This article appeared in the News Guard reporting on the March 8th City Council meeting. As the article reports it is our understanding that the City Attorney must still draft the ordinance and that the DLWID will hold at least one public meeting on the matter once a draft ordinance is made available for review.
By Patrick Alexander
The News Guard 3/10/2010 5:00:00 AM
A septic system inspection program with water shut-off as the ultimate penalty for non-compliance is set to become law after Lincoln City Council approved the approach at its March 8 meeting.
Details of the program will be decided later this year through a process that will include public hearings but both Council and the Devils Lake Water Improvement District (DLWID) board of directors have agreed on the main points:
- The program will require all 632 properties with septic systems within the Devils Lake watershed to have an inspection every 10 years.
- Properties whose systems are seen as being most at risk of failure, due to age or the type of tank used, will be top priorities for inspection.
- The City will contract with a private operator to do the inspections, with individual property owners footing the bill.
- Septic tanks will be pumped only if the inspector deems it beneficial to the system.
The program would require that the inspector report any failing septic system to the County, which would then be obliged under state law to work with the property owner to address the problem, at the property owner’s expense.
Councilor Chester Noreikis opposed the compulsory approach and asked his colleagues to consider a voluntary inspection program instead.
He said a softer approach would allow the City to gather data upon which to base future decisions.
“We do not have any data regarding failing septic systems in the Devils Lake watershed,” he said. “No data on which are failing and no data on which are functioning properly. We do not know if we have a ‘problem’ that needs to be ‘fixed.'”
Noreikis said using the threat of water shut-off as “a very large hammer” would give the public more reason to mistrust, resent or hate government.
Instead, he proposed that DLWID pay for sanitary surveys for any interested watershed property owners.
The survey would consist of an inspector looking at the septic set-up, checking for telltale odors and using a dye to test whether systems are discharging sewage directly into the lake.
City Manager David Hawker said he feared a voluntary program would mirror the experience of the Eugene Water and Electric Board, which, in 2008 and 2009, offered free inspections to 750 septic tank owners in its service area and had just 309 takers.
Councilor Gary Ellingson supported the mandatory inspection plan, saying the City has a duty to tackle pollution in the lake, which is listed as an impaired waterway by the Environmental Protection Agency.

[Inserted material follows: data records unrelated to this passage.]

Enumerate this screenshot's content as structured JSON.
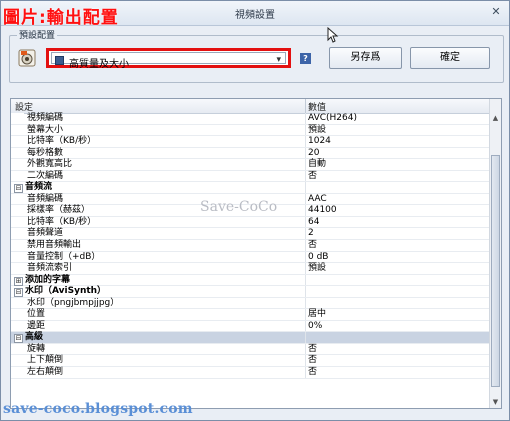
{
  "overlay_title": "圖片:輸出配置",
  "window": {
    "title": "視頻設置",
    "close_glyph": "✕"
  },
  "preset": {
    "group_label": "預設配置",
    "selected": "高質量及大小",
    "help_glyph": "?",
    "save_as_label": "另存爲",
    "ok_label": "確定"
  },
  "grid": {
    "headers": {
      "setting": "設定",
      "value": "數值"
    },
    "rows": [
      {
        "kind": "item",
        "name": "視頻編碼",
        "value": "AVC(H264)"
      },
      {
        "kind": "item",
        "name": "螢幕大小",
        "value": "預設"
      },
      {
        "kind": "item",
        "name": "比特率（KB/秒）",
        "value": "1024"
      },
      {
        "kind": "item",
        "name": "每秒格數",
        "value": "20"
      },
      {
        "kind": "item",
        "name": "外觀寬高比",
        "value": "自動"
      },
      {
        "kind": "item",
        "name": "二次編碼",
        "value": "否"
      },
      {
        "kind": "cat",
        "name": "音頻流",
        "expander": "⊟",
        "selected": false
      },
      {
        "kind": "item",
        "name": "音頻編碼",
        "value": "AAC"
      },
      {
        "kind": "item",
        "name": "採樣率（赫茲）",
        "value": "44100"
      },
      {
        "kind": "item",
        "name": "比特率（KB/秒）",
        "value": "64"
      },
      {
        "kind": "item",
        "name": "音頻聲道",
        "value": "2"
      },
      {
        "kind": "item",
        "name": "禁用音頻輸出",
        "value": "否"
      },
      {
        "kind": "item",
        "name": "音量控制（+dB）",
        "value": "0 dB"
      },
      {
        "kind": "item",
        "name": "音頻流索引",
        "value": "預設"
      },
      {
        "kind": "cat",
        "name": "添加的字幕",
        "expander": "⊞",
        "selected": false
      },
      {
        "kind": "cat",
        "name": "水印（AviSynth）",
        "expander": "⊟",
        "selected": false
      },
      {
        "kind": "item",
        "name": "水印（pngjbmpjjpg）",
        "value": ""
      },
      {
        "kind": "item",
        "name": "位置",
        "value": "居中"
      },
      {
        "kind": "item",
        "name": "邊距",
        "value": "0%"
      },
      {
        "kind": "cat",
        "name": "高級",
        "expander": "⊟",
        "selected": true
      },
      {
        "kind": "item",
        "name": "旋轉",
        "value": "否"
      },
      {
        "kind": "item",
        "name": "上下顛倒",
        "value": "否"
      },
      {
        "kind": "item",
        "name": "左右顛倒",
        "value": "否"
      }
    ]
  },
  "watermarks": {
    "middle": "Save-CoCo",
    "bottom": "save-coco.blogspot.com"
  },
  "colors": {
    "highlight": "#e31010",
    "selected_row": "#c9d3e2",
    "blog_text": "#5a8fd6"
  }
}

He drew attention to the fact that a functioning septic system traps 80 to 90 percent of phosphorous, one of the nutrients that fuels the lake’s annual blooms of cyanobacteria.
However, Councilor Dick Anderson pointed out that best estimates show septic tanks are responsible for just 14 percent of the total amount of phosphorous in the lake.
Anderson also pointed out that septic systems do little to trap nitrogen, the other main nutrient associated with cyanobacteria growth.
Best estimates indicate septic systems are responsible for 25 percent of the nitrogen that flows into the lake.
“That’s not going to change with this proposal,” Anderson said, adding that Noreikis’ plan presented a better first step.
Hawker said failing septics also pump bacteria such as E. coli into the lake, something he said could trigger a federal lawsuit if linked to deaths of endangered Coho salmon.
Mayor Lori Hollingsworth said the City should do what it can to cut the amount of pollution entering the lake even if it cannot address all pollutants.
She pointed out that state law already requires septic system owners to keep their systems in working order but does not provide an enforcement mechanism.
The EPA recommends septic systems should be inspected at least every three years.
Hollingsworth, Ellingson and Councilors Rick Brissette and Sharon Cannon voted in favor of mandatory inspections, directing staff to draft an ordinance that the City can enforce with limited resources.